If you already make notes in books by writing on Post-it Notes and slipping them in between the pages, the Kindle Scribe will help you do that... just digitally. But that's about all it will let you do – no scribbling in margins here.
You read a lot and sign things from time to time
The Kindle Scribe makes it very easy to mark up and sign PDF documents, even easier than it is to take notes in books. If that’s your gig, the Kindle Scribe will help you work.
Don't buy it if
You want to take notes in margins
No e ink reader will let you write directly on every book you own, but at least you can still make sticky notes and attach them to specific pages.
You’re into journaling and doodling
The Kindle Scribe has fewer writing features than some other tablets, though Amazon has added better pen options since the Scribe originally launched.
Kindle Scribe review: also consider
If our Kindle Scribe review still has you on the fence then consider this trio of alternatives below:
Onyx Boox Note Air 2
This is hands-down one of the best digital note-takers we've tested. The biggest advantage it offers is access to the Google Play Store as it runs Android 11. And I mean the full Play Store. So not only can you sideload ebooks, you can also download the Kindle, Kobo or Scribd app to access any of your libraries. And it's got so many options when it comes to note taking, journaling or just doodling.
Read our full Onyx Boox Note Air 2 review.
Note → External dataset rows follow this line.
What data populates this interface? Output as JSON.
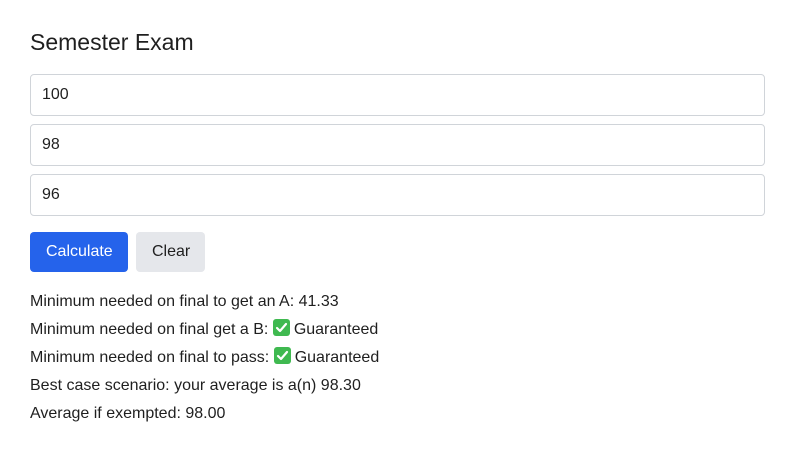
{
  "page": {
    "title": "Semester Exam"
  },
  "inputs": [
    {
      "value": "100"
    },
    {
      "value": "98"
    },
    {
      "value": "96"
    }
  ],
  "buttons": {
    "calculate_label": "Calculate",
    "clear_label": "Clear"
  },
  "results": {
    "line_a_label": "Minimum needed on final to get an A:",
    "line_a_value": "41.33",
    "line_b_label": "Minimum needed on final get a B:",
    "line_b_value": "Guaranteed",
    "line_pass_label": "Minimum needed on final to pass:",
    "line_pass_value": "Guaranteed",
    "best_case": "Best case scenario: your average is a(n) 98.30",
    "exempted": "Average if exempted: 98.00"
  },
  "icons": {
    "guaranteed_icon": "check-icon"
  },
  "colors": {
    "primary": "#2563eb",
    "secondary_button": "#e5e7eb",
    "input_border": "#d0d4d9",
    "check": "#3fb950"
  }
}
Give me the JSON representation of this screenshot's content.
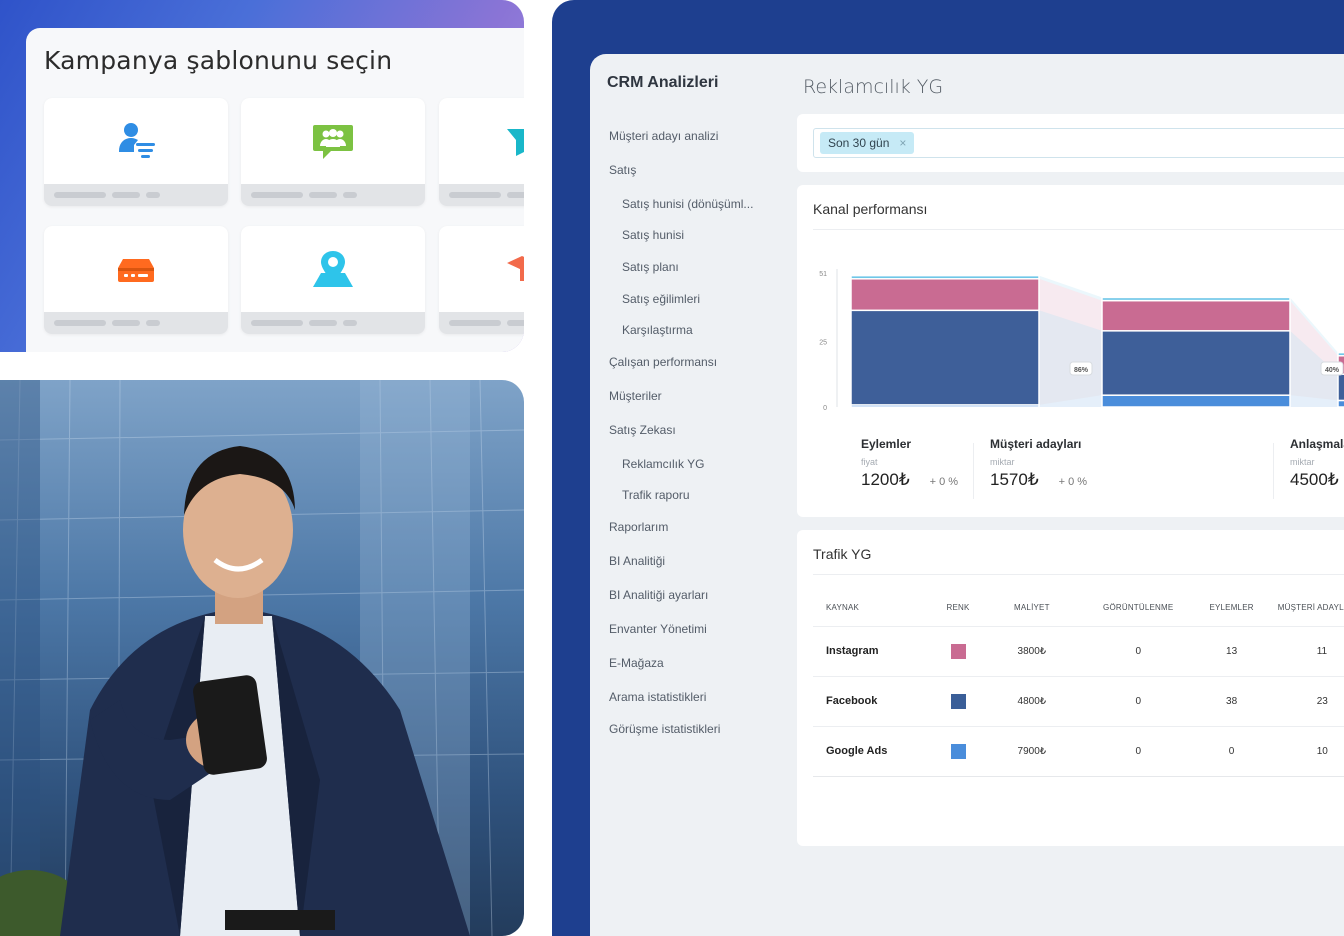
{
  "template_picker": {
    "title": "Kampanya şablonunu seçin",
    "tiles": [
      {
        "icon": "lead-filter-icon",
        "color": "#2f8de4"
      },
      {
        "icon": "group-chat-icon",
        "color": "#7cc242"
      },
      {
        "icon": "funnel-icon",
        "color": "#19b7c9"
      },
      {
        "icon": "inbox-tray-icon",
        "color": "#ff6a1f"
      },
      {
        "icon": "map-pin-icon",
        "color": "#2ec4ea"
      },
      {
        "icon": "graduation-cap-icon",
        "color": "#f26a4b"
      }
    ]
  },
  "photo": {
    "subject": "smiling-businessman-with-phone"
  },
  "crm": {
    "sidebar": {
      "title": "CRM Analizleri",
      "items": [
        {
          "label": "Müşteri adayı analizi",
          "level": "top"
        },
        {
          "label": "Satış",
          "level": "top"
        },
        {
          "label": "Satış hunisi (dönüşüml...",
          "level": "sub"
        },
        {
          "label": "Satış hunisi",
          "level": "sub"
        },
        {
          "label": "Satış planı",
          "level": "sub"
        },
        {
          "label": "Satış eğilimleri",
          "level": "sub"
        },
        {
          "label": "Karşılaştırma",
          "level": "sub"
        },
        {
          "label": "Çalışan performansı",
          "level": "top"
        },
        {
          "label": "Müşteriler",
          "level": "top"
        },
        {
          "label": "Satış Zekası",
          "level": "top"
        },
        {
          "label": "Reklamcılık YG",
          "level": "sub"
        },
        {
          "label": "Trafik raporu",
          "level": "sub"
        },
        {
          "label": "Raporlarım",
          "level": "top"
        },
        {
          "label": "BI Analitiği",
          "level": "top"
        },
        {
          "label": "BI Analitiği ayarları",
          "level": "top"
        },
        {
          "label": "Envanter Yönetimi",
          "level": "top"
        },
        {
          "label": "E-Mağaza",
          "level": "top"
        },
        {
          "label": "Arama istatistikleri",
          "level": "top"
        },
        {
          "label": "Görüşme istatistikleri",
          "level": "top"
        }
      ]
    },
    "page_title": "Reklamcılık YG",
    "filter": {
      "chip_label": "Son 30 gün",
      "chip_close": "×"
    },
    "kanal": {
      "title": "Kanal performansı",
      "kpis": [
        {
          "name": "Eylemler",
          "sub": "fiyat",
          "value": "1200₺",
          "change": "+ 0 %"
        },
        {
          "name": "Müşteri adayları",
          "sub": "miktar",
          "value": "1570₺",
          "change": "+ 0 %"
        },
        {
          "name": "Anlaşmalar",
          "sub": "miktar",
          "value": "4500₺",
          "change": ""
        }
      ]
    },
    "trafik": {
      "title": "Trafik YG",
      "columns": [
        "KAYNAK",
        "RENK",
        "MALİYET",
        "GÖRÜNTÜLENME",
        "EYLEMLER",
        "MÜŞTERİ ADAYLARI"
      ],
      "rows": [
        {
          "source": "Instagram",
          "color": "#c96b92",
          "cost": "3800₺",
          "views": "0",
          "actions": "13",
          "leads": "11"
        },
        {
          "source": "Facebook",
          "color": "#3a5e98",
          "cost": "4800₺",
          "views": "0",
          "actions": "38",
          "leads": "23"
        },
        {
          "source": "Google Ads",
          "color": "#4a8ddb",
          "cost": "7900₺",
          "views": "0",
          "actions": "0",
          "leads": "10"
        }
      ]
    }
  },
  "chart_data": {
    "type": "bar",
    "stacked": true,
    "categories": [
      "Eylemler",
      "Müşteri adayları",
      "Anlaşmalar"
    ],
    "series": [
      {
        "values": [
          0.8,
          4.5,
          2.5
        ],
        "color": "#4a8ddb"
      },
      {
        "values": [
          36,
          24.5,
          10
        ],
        "color": "#3e5f99"
      },
      {
        "values": [
          12,
          11.5,
          7
        ],
        "color": "#c96b92"
      },
      {
        "values": [
          1.2,
          1.2,
          1.2
        ],
        "color": "#6fc7e8"
      }
    ],
    "ylim": [
      0,
      51
    ],
    "yticks": [
      0,
      25,
      51
    ],
    "conversion_labels": [
      "86%",
      "40%"
    ],
    "grid": false,
    "legend": "none"
  }
}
If you need more battery life, the Onyx Boox Note Air 2 Plus is an even better option.
The Kindle Scribe is the Elipsa's direct competition – they're both first and foremost ereaders, just with the added advantage of a pen to write on the tablet with. However, the Elipsa gives you far more annotating and note taking options, with the ability to convert handwriting to type, uploading directly to Dropbox and even adding drawings or formulae to notes. Plus the Elipsa has 32GB of storage and ships with the sleepcover too, so offers more value for money.
Find out more in our in-depth Kobo Elipsa review.
If you want to start a journal, or if you want to draw and be more creative, turn to the reMarkable 2. It has many more pen options to change the look and feel, and it includes many more templates to write upon. If only it had a backlight for nighttime use, and came with the pen in the box instead of being an optional add-on.
Check out our reMarkable 2 review.
- First reviewed: November 2022. Updated: July 2023.
Phil Berne is a preeminent voice in consumer electronics reviews, having reviewed his first device (the Sony D-EJ01 Discman) more than 20 years ago for eTown.com. He has been writing about phones and mobile technology, since before the iPhone, for a variety of sites including PCMag, infoSync, PhoneScoop, and Slashgear. He holds an M.A. in Cultural Theory from Carnegie Mellon University.
Phil was the internal reviewer for Samsung Mobile, writing opinions and review predictions about top secret new devices months before launch. He left in 2017. He worked at an Apple Store near Boston, MA, at the height of iPod popularity. He has been a High School English teacher at Title I schools, and is a certified Lifeguard. His passion is smartphones and wearables, and he is sure that the next big thing will be phones we wear on our faces.
- Sharmishta SarkarManaging Editor (APAC)